[Exercise prompt]
How many lines in the records below contain the string "Cisco"? Answer with the number alone.

Dataset rows for apps and sites:
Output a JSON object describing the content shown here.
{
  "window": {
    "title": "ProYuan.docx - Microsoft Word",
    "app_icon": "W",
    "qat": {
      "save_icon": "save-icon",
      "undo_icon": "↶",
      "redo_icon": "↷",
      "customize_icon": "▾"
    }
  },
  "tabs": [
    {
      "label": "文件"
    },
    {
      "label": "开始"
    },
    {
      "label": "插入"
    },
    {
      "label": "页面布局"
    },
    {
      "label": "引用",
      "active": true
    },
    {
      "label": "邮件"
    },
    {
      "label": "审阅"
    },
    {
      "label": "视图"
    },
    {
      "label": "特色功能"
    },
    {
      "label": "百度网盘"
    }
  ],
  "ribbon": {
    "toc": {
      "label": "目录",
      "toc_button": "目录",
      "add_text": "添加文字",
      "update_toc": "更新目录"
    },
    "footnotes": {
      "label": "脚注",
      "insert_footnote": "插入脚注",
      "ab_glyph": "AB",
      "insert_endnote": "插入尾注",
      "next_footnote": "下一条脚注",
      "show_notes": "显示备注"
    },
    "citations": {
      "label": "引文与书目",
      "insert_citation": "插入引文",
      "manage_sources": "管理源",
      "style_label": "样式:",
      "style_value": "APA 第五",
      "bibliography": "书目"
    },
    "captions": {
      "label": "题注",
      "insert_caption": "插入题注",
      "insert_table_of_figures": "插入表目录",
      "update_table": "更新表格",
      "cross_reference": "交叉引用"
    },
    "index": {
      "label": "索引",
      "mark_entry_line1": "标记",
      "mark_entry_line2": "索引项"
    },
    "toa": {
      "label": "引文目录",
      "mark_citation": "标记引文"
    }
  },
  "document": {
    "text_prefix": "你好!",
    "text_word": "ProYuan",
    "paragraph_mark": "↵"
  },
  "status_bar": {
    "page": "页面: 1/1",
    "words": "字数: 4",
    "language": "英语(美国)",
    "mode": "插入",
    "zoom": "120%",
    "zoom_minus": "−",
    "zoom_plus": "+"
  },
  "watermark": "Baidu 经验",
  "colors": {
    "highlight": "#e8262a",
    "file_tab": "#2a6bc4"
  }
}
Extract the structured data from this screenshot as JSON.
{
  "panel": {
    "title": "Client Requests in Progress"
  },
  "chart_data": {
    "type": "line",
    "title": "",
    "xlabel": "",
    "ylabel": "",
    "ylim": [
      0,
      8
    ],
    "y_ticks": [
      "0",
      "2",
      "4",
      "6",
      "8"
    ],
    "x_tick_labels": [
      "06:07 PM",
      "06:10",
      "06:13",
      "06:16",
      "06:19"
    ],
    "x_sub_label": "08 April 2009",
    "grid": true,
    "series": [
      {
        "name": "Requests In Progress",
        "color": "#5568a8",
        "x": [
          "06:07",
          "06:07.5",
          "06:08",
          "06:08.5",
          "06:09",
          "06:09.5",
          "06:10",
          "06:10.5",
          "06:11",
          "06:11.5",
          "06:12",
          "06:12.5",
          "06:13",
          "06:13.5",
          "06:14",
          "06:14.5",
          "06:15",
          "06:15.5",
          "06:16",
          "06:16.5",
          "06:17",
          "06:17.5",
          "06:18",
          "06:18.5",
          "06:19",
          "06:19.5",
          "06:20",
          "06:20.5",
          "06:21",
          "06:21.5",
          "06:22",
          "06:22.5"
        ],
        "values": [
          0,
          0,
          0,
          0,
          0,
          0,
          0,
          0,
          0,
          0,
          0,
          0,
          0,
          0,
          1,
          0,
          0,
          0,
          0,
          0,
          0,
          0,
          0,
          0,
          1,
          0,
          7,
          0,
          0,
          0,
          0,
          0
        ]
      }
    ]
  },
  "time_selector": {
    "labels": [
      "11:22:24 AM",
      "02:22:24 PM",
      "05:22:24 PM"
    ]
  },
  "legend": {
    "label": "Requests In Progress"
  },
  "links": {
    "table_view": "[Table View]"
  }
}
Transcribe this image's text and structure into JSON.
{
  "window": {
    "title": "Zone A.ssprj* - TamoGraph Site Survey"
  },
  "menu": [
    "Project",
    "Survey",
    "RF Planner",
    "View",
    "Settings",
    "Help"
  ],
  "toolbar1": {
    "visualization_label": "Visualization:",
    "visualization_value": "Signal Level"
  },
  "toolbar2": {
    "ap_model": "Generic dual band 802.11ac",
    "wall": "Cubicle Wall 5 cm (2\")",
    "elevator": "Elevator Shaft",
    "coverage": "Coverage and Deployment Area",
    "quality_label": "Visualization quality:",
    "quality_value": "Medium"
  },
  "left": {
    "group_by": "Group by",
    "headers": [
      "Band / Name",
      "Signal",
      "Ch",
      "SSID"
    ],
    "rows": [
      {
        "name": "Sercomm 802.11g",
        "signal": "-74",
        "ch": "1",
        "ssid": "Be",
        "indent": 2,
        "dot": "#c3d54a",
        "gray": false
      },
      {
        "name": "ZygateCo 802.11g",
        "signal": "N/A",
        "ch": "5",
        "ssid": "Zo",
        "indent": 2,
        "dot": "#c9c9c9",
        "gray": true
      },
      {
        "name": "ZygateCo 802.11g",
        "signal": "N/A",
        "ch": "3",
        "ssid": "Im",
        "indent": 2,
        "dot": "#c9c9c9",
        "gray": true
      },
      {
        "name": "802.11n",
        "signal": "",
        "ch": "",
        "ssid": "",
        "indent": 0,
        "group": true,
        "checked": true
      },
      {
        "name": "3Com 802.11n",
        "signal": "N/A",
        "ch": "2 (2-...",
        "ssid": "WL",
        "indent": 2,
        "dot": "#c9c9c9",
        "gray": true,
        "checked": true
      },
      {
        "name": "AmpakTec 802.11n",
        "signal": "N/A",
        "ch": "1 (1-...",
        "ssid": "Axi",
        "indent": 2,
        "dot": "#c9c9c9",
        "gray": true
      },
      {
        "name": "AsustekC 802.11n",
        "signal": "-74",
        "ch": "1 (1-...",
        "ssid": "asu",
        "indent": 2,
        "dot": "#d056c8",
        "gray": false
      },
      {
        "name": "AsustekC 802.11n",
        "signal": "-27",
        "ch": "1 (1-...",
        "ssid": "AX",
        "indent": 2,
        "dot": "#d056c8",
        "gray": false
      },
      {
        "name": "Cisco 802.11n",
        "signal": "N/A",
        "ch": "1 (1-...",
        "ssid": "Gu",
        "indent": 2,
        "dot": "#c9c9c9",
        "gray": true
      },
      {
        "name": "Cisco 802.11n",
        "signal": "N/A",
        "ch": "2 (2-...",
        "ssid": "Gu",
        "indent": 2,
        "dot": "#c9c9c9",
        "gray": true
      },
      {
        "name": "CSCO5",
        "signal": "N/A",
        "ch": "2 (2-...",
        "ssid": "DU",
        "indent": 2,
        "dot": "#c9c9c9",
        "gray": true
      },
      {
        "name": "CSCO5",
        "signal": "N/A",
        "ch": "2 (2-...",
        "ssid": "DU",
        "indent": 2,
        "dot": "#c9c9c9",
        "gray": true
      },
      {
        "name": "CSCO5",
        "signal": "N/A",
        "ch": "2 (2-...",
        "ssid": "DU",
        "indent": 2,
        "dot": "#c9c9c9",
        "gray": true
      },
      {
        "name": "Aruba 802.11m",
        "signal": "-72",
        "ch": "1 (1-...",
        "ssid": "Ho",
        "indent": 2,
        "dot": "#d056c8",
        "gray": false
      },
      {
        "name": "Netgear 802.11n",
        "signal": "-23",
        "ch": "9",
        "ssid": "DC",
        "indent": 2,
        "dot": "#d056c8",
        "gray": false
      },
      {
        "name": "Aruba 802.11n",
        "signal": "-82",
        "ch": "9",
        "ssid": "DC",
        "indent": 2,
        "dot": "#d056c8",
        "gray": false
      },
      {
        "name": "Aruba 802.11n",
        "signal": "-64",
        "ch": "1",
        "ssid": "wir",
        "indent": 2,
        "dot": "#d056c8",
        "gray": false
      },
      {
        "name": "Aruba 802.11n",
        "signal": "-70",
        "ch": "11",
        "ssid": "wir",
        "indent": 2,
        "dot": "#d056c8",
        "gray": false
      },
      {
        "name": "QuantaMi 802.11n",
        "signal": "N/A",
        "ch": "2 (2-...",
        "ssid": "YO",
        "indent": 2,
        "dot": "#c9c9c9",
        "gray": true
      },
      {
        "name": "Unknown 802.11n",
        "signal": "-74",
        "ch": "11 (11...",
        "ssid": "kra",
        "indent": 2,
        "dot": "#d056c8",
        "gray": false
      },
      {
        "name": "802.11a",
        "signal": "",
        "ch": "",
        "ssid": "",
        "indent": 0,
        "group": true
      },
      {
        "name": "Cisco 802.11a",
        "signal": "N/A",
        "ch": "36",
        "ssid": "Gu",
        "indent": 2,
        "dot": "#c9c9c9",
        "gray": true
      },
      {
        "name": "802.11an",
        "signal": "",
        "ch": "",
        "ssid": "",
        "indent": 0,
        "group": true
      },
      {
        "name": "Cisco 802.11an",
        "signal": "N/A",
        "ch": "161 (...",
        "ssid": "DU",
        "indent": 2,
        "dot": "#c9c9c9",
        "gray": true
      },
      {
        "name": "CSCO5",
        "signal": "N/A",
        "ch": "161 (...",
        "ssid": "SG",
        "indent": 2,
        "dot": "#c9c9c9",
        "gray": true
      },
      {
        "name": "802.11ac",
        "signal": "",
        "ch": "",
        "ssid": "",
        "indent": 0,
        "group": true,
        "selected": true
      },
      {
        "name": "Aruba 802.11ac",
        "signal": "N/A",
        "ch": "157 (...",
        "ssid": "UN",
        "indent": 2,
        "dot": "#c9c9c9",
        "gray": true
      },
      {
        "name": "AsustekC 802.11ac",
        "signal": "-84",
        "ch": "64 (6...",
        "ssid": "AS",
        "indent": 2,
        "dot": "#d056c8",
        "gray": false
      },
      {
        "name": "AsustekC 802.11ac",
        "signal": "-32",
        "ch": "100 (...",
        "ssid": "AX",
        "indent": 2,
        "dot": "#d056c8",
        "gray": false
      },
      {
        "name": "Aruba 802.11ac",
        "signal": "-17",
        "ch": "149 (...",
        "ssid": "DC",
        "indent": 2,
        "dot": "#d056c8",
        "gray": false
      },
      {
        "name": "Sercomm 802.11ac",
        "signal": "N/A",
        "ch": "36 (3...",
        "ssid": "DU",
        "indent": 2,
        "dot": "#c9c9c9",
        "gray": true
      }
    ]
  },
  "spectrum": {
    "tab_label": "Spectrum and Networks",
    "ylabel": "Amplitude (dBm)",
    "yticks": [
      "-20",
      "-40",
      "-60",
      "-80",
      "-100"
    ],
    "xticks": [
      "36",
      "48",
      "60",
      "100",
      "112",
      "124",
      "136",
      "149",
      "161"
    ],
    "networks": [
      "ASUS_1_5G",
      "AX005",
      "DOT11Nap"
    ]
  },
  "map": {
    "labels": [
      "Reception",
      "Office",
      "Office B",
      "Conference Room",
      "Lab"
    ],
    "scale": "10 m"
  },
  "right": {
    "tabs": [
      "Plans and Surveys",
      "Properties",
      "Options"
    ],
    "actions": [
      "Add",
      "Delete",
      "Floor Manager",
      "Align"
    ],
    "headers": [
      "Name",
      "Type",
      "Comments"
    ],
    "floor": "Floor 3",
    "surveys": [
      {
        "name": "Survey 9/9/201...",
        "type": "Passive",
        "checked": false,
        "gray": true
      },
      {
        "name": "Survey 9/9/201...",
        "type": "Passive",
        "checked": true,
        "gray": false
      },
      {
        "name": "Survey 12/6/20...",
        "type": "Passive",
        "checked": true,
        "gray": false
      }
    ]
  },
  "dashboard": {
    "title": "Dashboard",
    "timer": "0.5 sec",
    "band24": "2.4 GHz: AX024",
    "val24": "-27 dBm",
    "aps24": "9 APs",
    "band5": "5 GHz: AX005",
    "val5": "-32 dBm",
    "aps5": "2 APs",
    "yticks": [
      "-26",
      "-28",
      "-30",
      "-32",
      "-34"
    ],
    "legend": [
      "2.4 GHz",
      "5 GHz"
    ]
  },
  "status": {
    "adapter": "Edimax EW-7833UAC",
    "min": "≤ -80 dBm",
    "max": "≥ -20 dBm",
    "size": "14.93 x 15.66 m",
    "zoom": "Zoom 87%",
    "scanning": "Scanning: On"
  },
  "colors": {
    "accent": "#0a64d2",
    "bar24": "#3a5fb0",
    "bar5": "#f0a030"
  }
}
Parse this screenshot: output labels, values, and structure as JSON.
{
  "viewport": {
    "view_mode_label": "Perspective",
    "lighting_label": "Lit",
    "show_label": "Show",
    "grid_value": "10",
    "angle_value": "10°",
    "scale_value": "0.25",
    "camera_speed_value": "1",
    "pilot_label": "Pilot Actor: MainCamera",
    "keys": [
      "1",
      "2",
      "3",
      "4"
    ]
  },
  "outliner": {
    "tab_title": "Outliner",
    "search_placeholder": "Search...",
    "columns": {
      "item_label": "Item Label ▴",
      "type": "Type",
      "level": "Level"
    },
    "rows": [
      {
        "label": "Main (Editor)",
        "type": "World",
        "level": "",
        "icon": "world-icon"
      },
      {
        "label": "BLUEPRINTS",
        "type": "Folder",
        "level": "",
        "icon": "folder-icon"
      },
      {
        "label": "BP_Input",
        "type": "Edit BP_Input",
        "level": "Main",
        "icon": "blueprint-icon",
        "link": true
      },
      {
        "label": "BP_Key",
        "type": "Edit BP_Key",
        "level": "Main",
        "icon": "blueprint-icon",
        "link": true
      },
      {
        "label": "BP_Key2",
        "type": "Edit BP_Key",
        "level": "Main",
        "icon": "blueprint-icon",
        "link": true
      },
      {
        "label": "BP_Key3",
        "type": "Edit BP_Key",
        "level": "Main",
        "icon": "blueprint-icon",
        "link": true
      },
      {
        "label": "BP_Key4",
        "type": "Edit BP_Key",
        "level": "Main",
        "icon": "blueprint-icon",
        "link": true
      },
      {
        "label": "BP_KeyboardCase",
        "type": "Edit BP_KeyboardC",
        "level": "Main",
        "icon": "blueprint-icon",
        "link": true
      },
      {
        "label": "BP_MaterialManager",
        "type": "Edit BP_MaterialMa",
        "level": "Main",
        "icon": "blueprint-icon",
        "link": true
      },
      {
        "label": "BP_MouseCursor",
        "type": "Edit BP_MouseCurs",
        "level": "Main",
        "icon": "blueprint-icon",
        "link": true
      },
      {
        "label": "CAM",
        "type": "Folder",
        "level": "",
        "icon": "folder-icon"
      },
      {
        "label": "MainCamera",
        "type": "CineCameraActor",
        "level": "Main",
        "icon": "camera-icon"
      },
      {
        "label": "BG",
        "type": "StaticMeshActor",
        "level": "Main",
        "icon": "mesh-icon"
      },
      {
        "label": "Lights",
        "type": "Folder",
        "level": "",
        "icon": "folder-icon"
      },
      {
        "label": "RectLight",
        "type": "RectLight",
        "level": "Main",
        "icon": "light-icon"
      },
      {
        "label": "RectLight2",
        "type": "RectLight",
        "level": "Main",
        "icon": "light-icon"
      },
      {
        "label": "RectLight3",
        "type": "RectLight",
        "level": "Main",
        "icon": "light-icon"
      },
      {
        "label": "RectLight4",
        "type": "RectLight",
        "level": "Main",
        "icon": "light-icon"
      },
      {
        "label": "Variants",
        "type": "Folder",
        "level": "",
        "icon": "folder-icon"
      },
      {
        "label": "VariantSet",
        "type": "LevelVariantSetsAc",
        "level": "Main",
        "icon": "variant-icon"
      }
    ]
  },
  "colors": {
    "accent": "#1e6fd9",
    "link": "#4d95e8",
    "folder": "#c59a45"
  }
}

[Expected answer]
4